Today’s iPhone X is as powerful as a Mac in your pocket. The OLED display betters all Mac notebooks except in physical size. The Apple-designed CPU is more powerful than an entry-level MacBook and competes well in benchmarks against mid-range MacBook Pro models. Curved and rounded edge displays for mobile devices are here to stay.
Other than the screen’s physical size, an iPhone X is a powerful device. But what if you could double or quadruple the iPhone’s screen when you take it out of your pocket? That’s getting closer to iPad size; well, at least iPad mini size.
The word on the proverbial technology streets this week has Apple working on a curved and foldable iPhone display. Samsung has had a curved display for a few years but as cool as it sounds the technology hasn’t translated into anything meaningful for most users. Even the iPhone’s new OLED display curves as the edges and folds back under itself to make the mostly bezel free design en vogue.
iPhone X’s display is 5.8-inches of diagonal beauty. It features 459 pixels per inch, and better than 1080p HD at 2436-by-1125 pixels with a wide color P3. What if the display could double in size to a single display of, say, 4872-by-2250 pixels.
An iMac Pro, starting at $4,999, has a 27-inch Retina 5K display with 5120‑by‑2880 resolution with support for one billion colors, with 500 nits brightness and wide color P3.
See the similarities? With little more than a fold out display that doubles in size, an iPhone becomes much more like a Mac in your pocket. Yes, it would still be a small display; smaller than a MacBook in physical size, but with whopping resolution.
I suspect that most prognosticators of all things Apple think of such an iPhone display design– fold out to double screen size– would be book-like, but it could also be wraparound– but it doesn’t matter. More display is more display. More to view, more to love, and, of course– this would be a premium iPhone– so more price.
Apple’s marketing guru, Phil Schiller, described the company’s philosophy a few years ago on 60 Minutes.
The iPhone has to become so great that you don’t know why you want an iPad. The iPad has to be so great that you don’t know why you want a notebook. The notebook has to be so great that you don’t know why you want a desktop.
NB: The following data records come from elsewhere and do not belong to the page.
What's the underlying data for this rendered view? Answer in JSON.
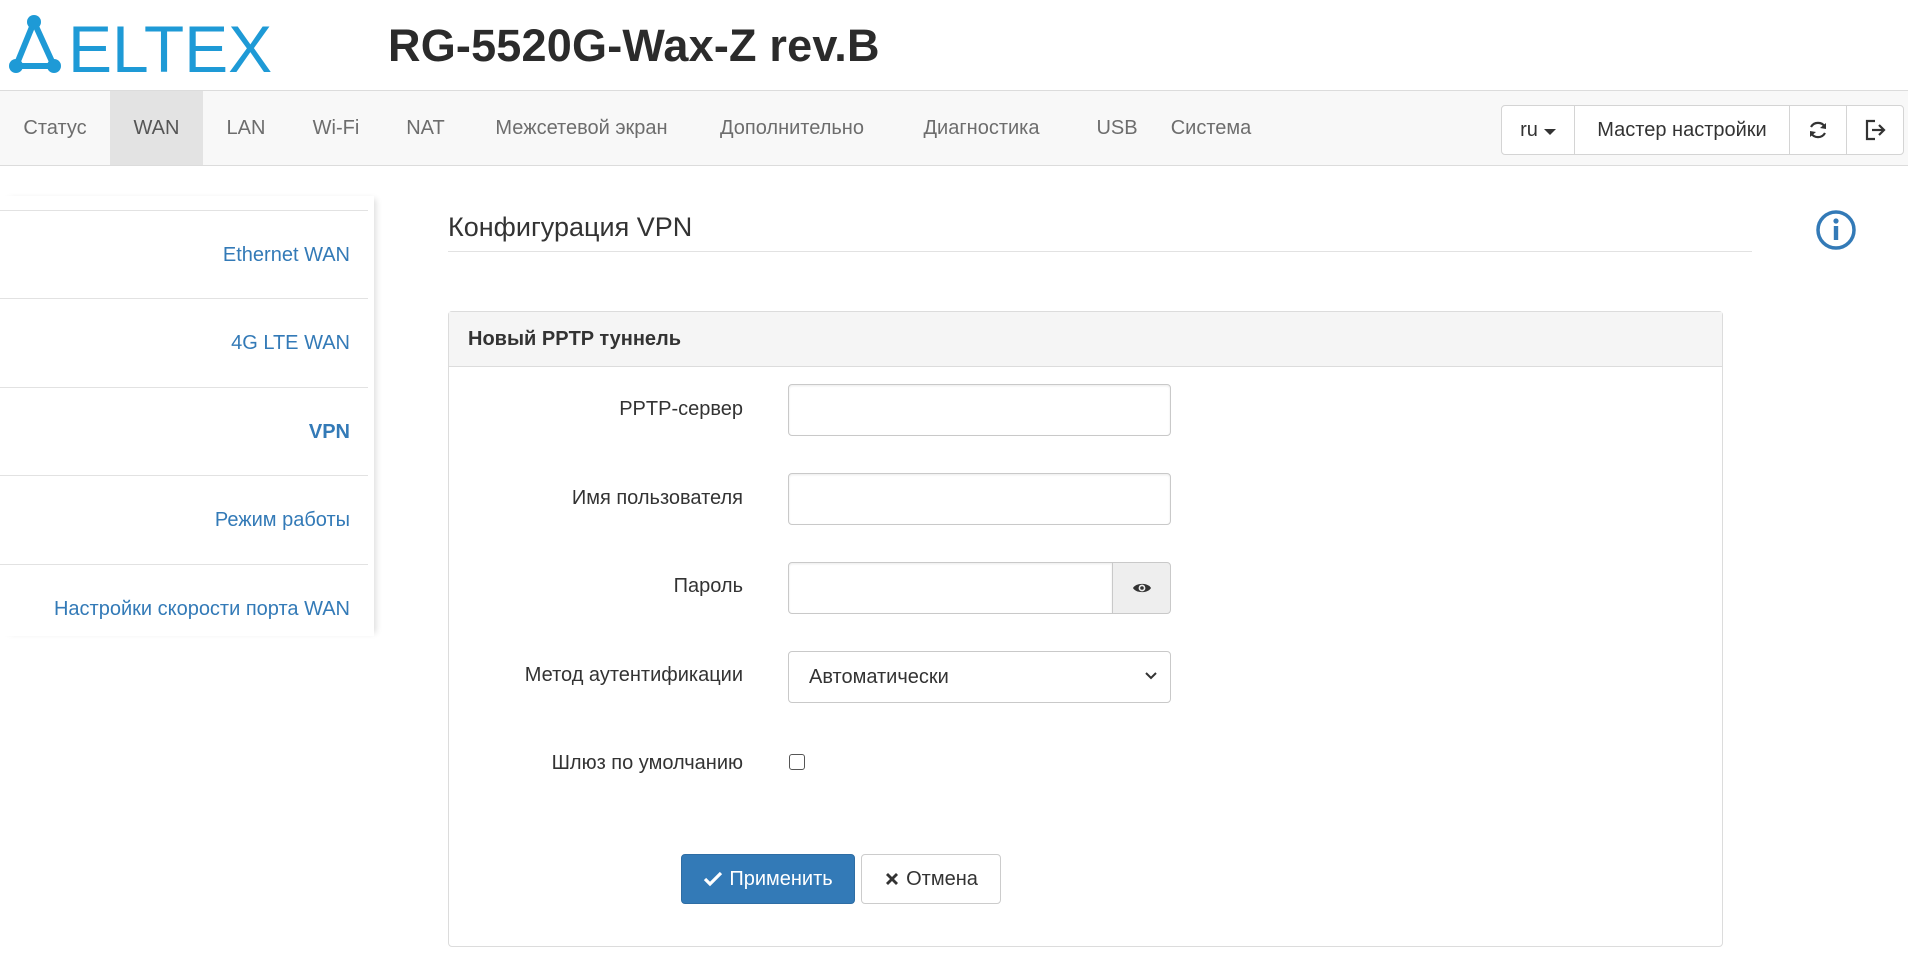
{
  "header": {
    "brand": "ELTEX",
    "model": "RG-5520G-Wax-Z rev.B",
    "brand_color": "#1e9ad6"
  },
  "nav": {
    "items": [
      {
        "label": "Статус"
      },
      {
        "label": "WAN",
        "active": true
      },
      {
        "label": "LAN"
      },
      {
        "label": "Wi-Fi"
      },
      {
        "label": "NAT"
      },
      {
        "label": "Межсетевой экран"
      },
      {
        "label": "Дополнительно"
      },
      {
        "label": "Диагностика"
      },
      {
        "label": "USB"
      },
      {
        "label": "Система"
      }
    ],
    "language": "ru",
    "wizard": "Мастер настройки",
    "refresh_icon": "refresh-icon",
    "logout_icon": "logout-icon"
  },
  "sidebar": {
    "items": [
      {
        "label": "Ethernet WAN"
      },
      {
        "label": "4G LTE WAN"
      },
      {
        "label": "VPN",
        "active": true
      },
      {
        "label": "Режим работы"
      },
      {
        "label": "Настройки скорости порта WAN"
      }
    ]
  },
  "page": {
    "title": "Конфигурация VPN",
    "info_icon": "info-icon"
  },
  "panel": {
    "heading": "Новый PPTP туннель",
    "fields": {
      "server": {
        "label": "PPTP-сервер",
        "value": ""
      },
      "username": {
        "label": "Имя пользователя",
        "value": ""
      },
      "password": {
        "label": "Пароль",
        "value": ""
      },
      "auth": {
        "label": "Метод аутентификации",
        "value": "Автоматически"
      },
      "gateway": {
        "label": "Шлюз по умолчанию",
        "checked": false
      }
    },
    "apply": "Применить",
    "cancel": "Отмена"
  },
  "colors": {
    "accent": "#337ab7",
    "nav_active_bg": "#e3e3e3",
    "link": "#337ab7"
  }
}
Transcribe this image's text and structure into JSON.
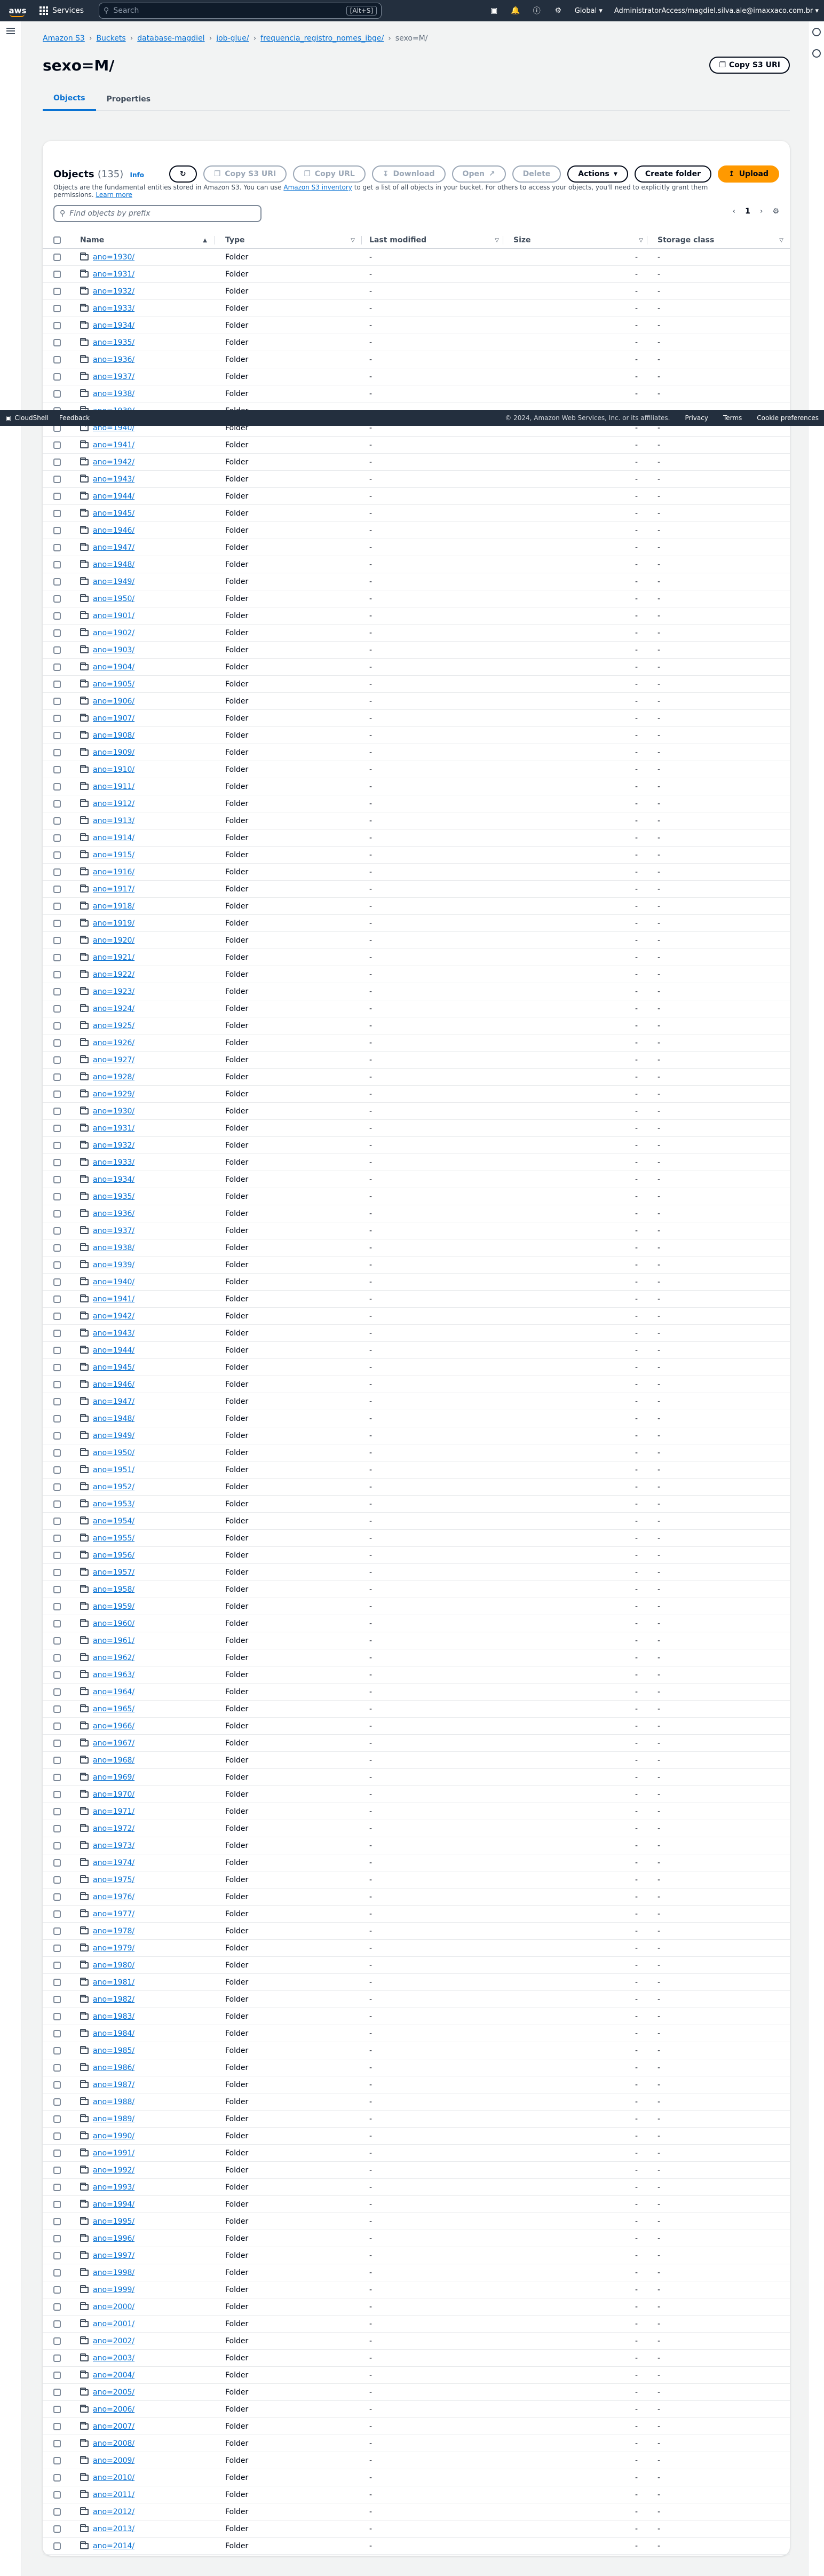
{
  "nav": {
    "logo": "aws",
    "services_label": "Services",
    "search_placeholder": "Search",
    "search_shortcut": "[Alt+S]",
    "region": "Global",
    "account": "AdministratorAccess/magdiel.silva.ale@imaxxaco.com.br"
  },
  "breadcrumb": [
    "Amazon S3",
    "Buckets",
    "database-magdiel",
    "job-glue/",
    "frequencia_registro_nomes_ibge/",
    "sexo=M/"
  ],
  "page": {
    "title": "sexo=M/",
    "copy_uri": "Copy S3 URI"
  },
  "tabs": [
    "Objects",
    "Properties"
  ],
  "objects": {
    "title": "Objects",
    "count": "(135)",
    "info": "Info",
    "desc_pre": "Objects are the fundamental entities stored in Amazon S3. You can use",
    "inventory_link": "Amazon S3 inventory",
    "desc_mid": "to get a list of all objects in your bucket. For others to access your objects, you'll need to explicitly grant them permissions.",
    "learn_more": "Learn more",
    "buttons": {
      "copy_uri": "Copy S3 URI",
      "copy_url": "Copy URL",
      "download": "Download",
      "open": "Open",
      "delete": "Delete",
      "actions": "Actions",
      "create_folder": "Create folder",
      "upload": "Upload"
    },
    "filter_placeholder": "Find objects by prefix",
    "page_number": "1",
    "columns": [
      "Name",
      "Type",
      "Last modified",
      "Size",
      "Storage class"
    ],
    "row_type": "Folder",
    "row_dash": "-",
    "names": [
      "ano=1930/",
      "ano=1931/",
      "ano=1932/",
      "ano=1933/",
      "ano=1934/",
      "ano=1935/",
      "ano=1936/",
      "ano=1937/",
      "ano=1938/",
      "ano=1939/",
      "ano=1940/",
      "ano=1941/",
      "ano=1942/",
      "ano=1943/",
      "ano=1944/",
      "ano=1945/",
      "ano=1946/",
      "ano=1947/",
      "ano=1948/",
      "ano=1949/",
      "ano=1950/",
      "ano=1901/",
      "ano=1902/",
      "ano=1903/",
      "ano=1904/",
      "ano=1905/",
      "ano=1906/",
      "ano=1907/",
      "ano=1908/",
      "ano=1909/",
      "ano=1910/",
      "ano=1911/",
      "ano=1912/",
      "ano=1913/",
      "ano=1914/",
      "ano=1915/",
      "ano=1916/",
      "ano=1917/",
      "ano=1918/",
      "ano=1919/",
      "ano=1920/",
      "ano=1921/",
      "ano=1922/",
      "ano=1923/",
      "ano=1924/",
      "ano=1925/",
      "ano=1926/",
      "ano=1927/",
      "ano=1928/",
      "ano=1929/",
      "ano=1930/",
      "ano=1931/",
      "ano=1932/",
      "ano=1933/",
      "ano=1934/",
      "ano=1935/",
      "ano=1936/",
      "ano=1937/",
      "ano=1938/",
      "ano=1939/",
      "ano=1940/",
      "ano=1941/",
      "ano=1942/",
      "ano=1943/",
      "ano=1944/",
      "ano=1945/",
      "ano=1946/",
      "ano=1947/",
      "ano=1948/",
      "ano=1949/",
      "ano=1950/",
      "ano=1951/",
      "ano=1952/",
      "ano=1953/",
      "ano=1954/",
      "ano=1955/",
      "ano=1956/",
      "ano=1957/",
      "ano=1958/",
      "ano=1959/",
      "ano=1960/",
      "ano=1961/",
      "ano=1962/",
      "ano=1963/",
      "ano=1964/",
      "ano=1965/",
      "ano=1966/",
      "ano=1967/",
      "ano=1968/",
      "ano=1969/",
      "ano=1970/",
      "ano=1971/",
      "ano=1972/",
      "ano=1973/",
      "ano=1974/",
      "ano=1975/",
      "ano=1976/",
      "ano=1977/",
      "ano=1978/",
      "ano=1979/",
      "ano=1980/",
      "ano=1981/",
      "ano=1982/",
      "ano=1983/",
      "ano=1984/",
      "ano=1985/",
      "ano=1986/",
      "ano=1987/",
      "ano=1988/",
      "ano=1989/",
      "ano=1990/",
      "ano=1991/",
      "ano=1992/",
      "ano=1993/",
      "ano=1994/",
      "ano=1995/",
      "ano=1996/",
      "ano=1997/",
      "ano=1998/",
      "ano=1999/",
      "ano=2000/",
      "ano=2001/",
      "ano=2002/",
      "ano=2003/",
      "ano=2004/",
      "ano=2005/",
      "ano=2006/",
      "ano=2007/",
      "ano=2008/",
      "ano=2009/",
      "ano=2010/",
      "ano=2011/",
      "ano=2012/",
      "ano=2013/",
      "ano=2014/"
    ]
  },
  "footer": {
    "cloudshell": "CloudShell",
    "feedback": "Feedback",
    "copyright": "© 2024, Amazon Web Services, Inc. or its affiliates.",
    "privacy": "Privacy",
    "terms": "Terms",
    "cookies": "Cookie preferences"
  }
}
Each one’s job is to compete with the other ones.
What we’ve seen take place since iPod and iTunes launched around the turn of the century is cannibalization. iPod too music off the Mac. iPhone took applications off the Mac. iPad took even more functions from the Mac and made them mobile. We see the same thing with Watch vs. iPhone. Functionality moves and has legs and can be used on multiple devices.
Schiller on cannibalization:
If we do, somebody else will just cannibalize it, and so we never fear it. We know that iPhone has cannibalized some iPod business. It doesn’t worry us, but it’s done that. We know that iPad will cannibalize some Macs. That doesn’t worry us.
Now we see an iPhone as powerful as a Mac, and lo and behold– the capability of screen size to rival an iPad mini.